## TASK INSTRUCTIONS:
Where a line contains the word "icon", copy that line from the records below.

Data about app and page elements
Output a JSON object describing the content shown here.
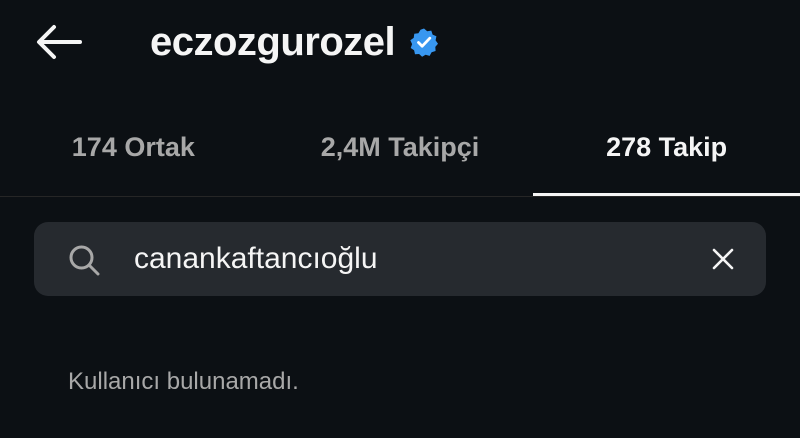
{
  "header": {
    "back_icon": "arrow-left-icon",
    "username": "eczozgurozel",
    "verified_icon": "verified-badge-icon",
    "verified_color": "#3897f0"
  },
  "tabs": [
    {
      "label": "174 Ortak",
      "active": false
    },
    {
      "label": "2,4M Takipçi",
      "active": false
    },
    {
      "label": "278 Takip",
      "active": true
    }
  ],
  "search": {
    "icon": "search-icon",
    "value": "canankaftancıoğlu",
    "clear_icon": "close-icon"
  },
  "results": {
    "empty_message": "Kullanıcı bulunamadı."
  },
  "colors": {
    "background": "#0c1014",
    "text_primary": "#f5f5f5",
    "text_secondary": "#a8a8a8",
    "search_background": "#262a2f"
  }
}
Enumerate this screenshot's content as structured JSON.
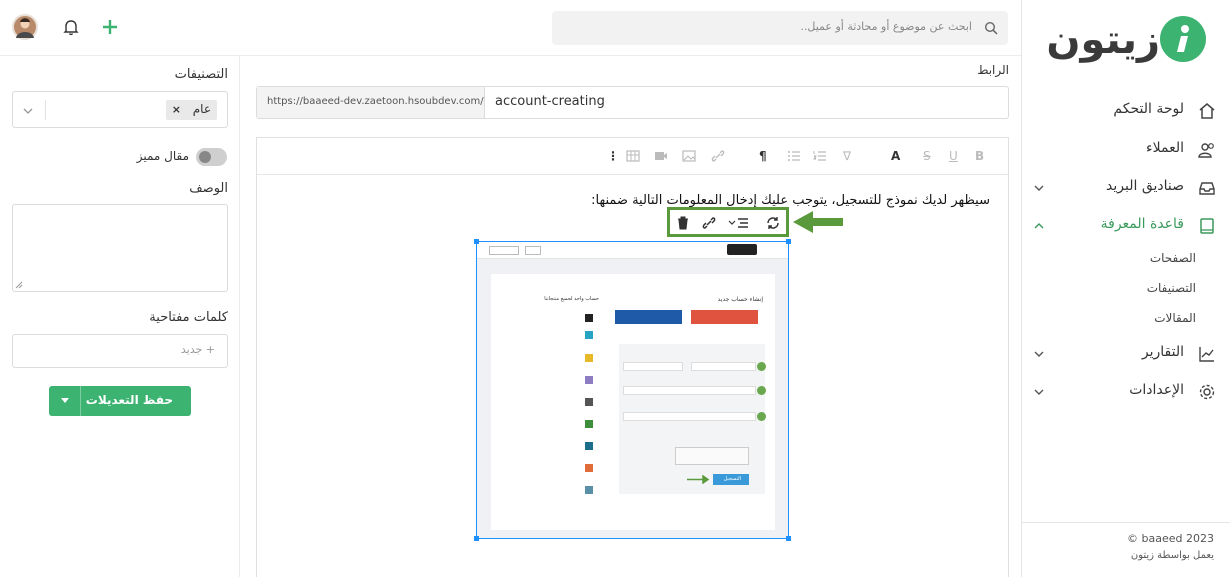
{
  "nav": {
    "logo_text": "زيتون",
    "items": [
      {
        "label": "لوحة التحكم",
        "icon": "home-icon"
      },
      {
        "label": "العملاء",
        "icon": "users-icon"
      },
      {
        "label": "صناديق البريد",
        "icon": "inbox-icon"
      },
      {
        "label": "قاعدة المعرفة",
        "icon": "book-icon"
      },
      {
        "label": "التقارير",
        "icon": "chart-icon"
      },
      {
        "label": "الإعدادات",
        "icon": "gear-icon"
      }
    ],
    "sub_items": [
      "الصفحات",
      "التصنيفات",
      "المقالات"
    ],
    "footer_copyright": "© baaeed 2023",
    "footer_powered": "يعمل بواسطة زيتون"
  },
  "header": {
    "search_placeholder": "ابحث عن موضوع أو محادثة أو عميل.."
  },
  "sidebar": {
    "categories_label": "التصنيفات",
    "category_tag": "عام",
    "featured_label": "مقال مميز",
    "description_label": "الوصف",
    "keywords_label": "كلمات مفتاحية",
    "keywords_placeholder": "+ جديد",
    "save_label": "حفظ التعديلات"
  },
  "main": {
    "link_label": "الرابط",
    "url_prefix": "https://baaeed-dev.zaetoon.hsoubdev.com/",
    "url_slug": "account-creating",
    "content_text": "سيظهر لديك نموذج للتسجيل، يتوجب عليك إدخال المعلومات التالية ضمنها:"
  },
  "embedded_image": {
    "title": "إنشاء حساب جديد",
    "side_title": "حساب واحد لجميع منتجاتنا",
    "submit": "التسجيل"
  },
  "colors": {
    "accent": "#3cb371",
    "highlight": "#5b9a3c",
    "selection": "#1e90ff"
  }
}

## RESPONSE TO THE TASK:
    "back_icon": "arrow-left-icon",
    "verified_icon": "verified-badge-icon",
    "icon": "search-icon",
    "clear_icon": "close-icon"
        "icon": "home-icon"
        "icon": "users-icon"
        "icon": "inbox-icon"
        "icon": "book-icon"
        "icon": "chart-icon"
        "icon": "gear-icon"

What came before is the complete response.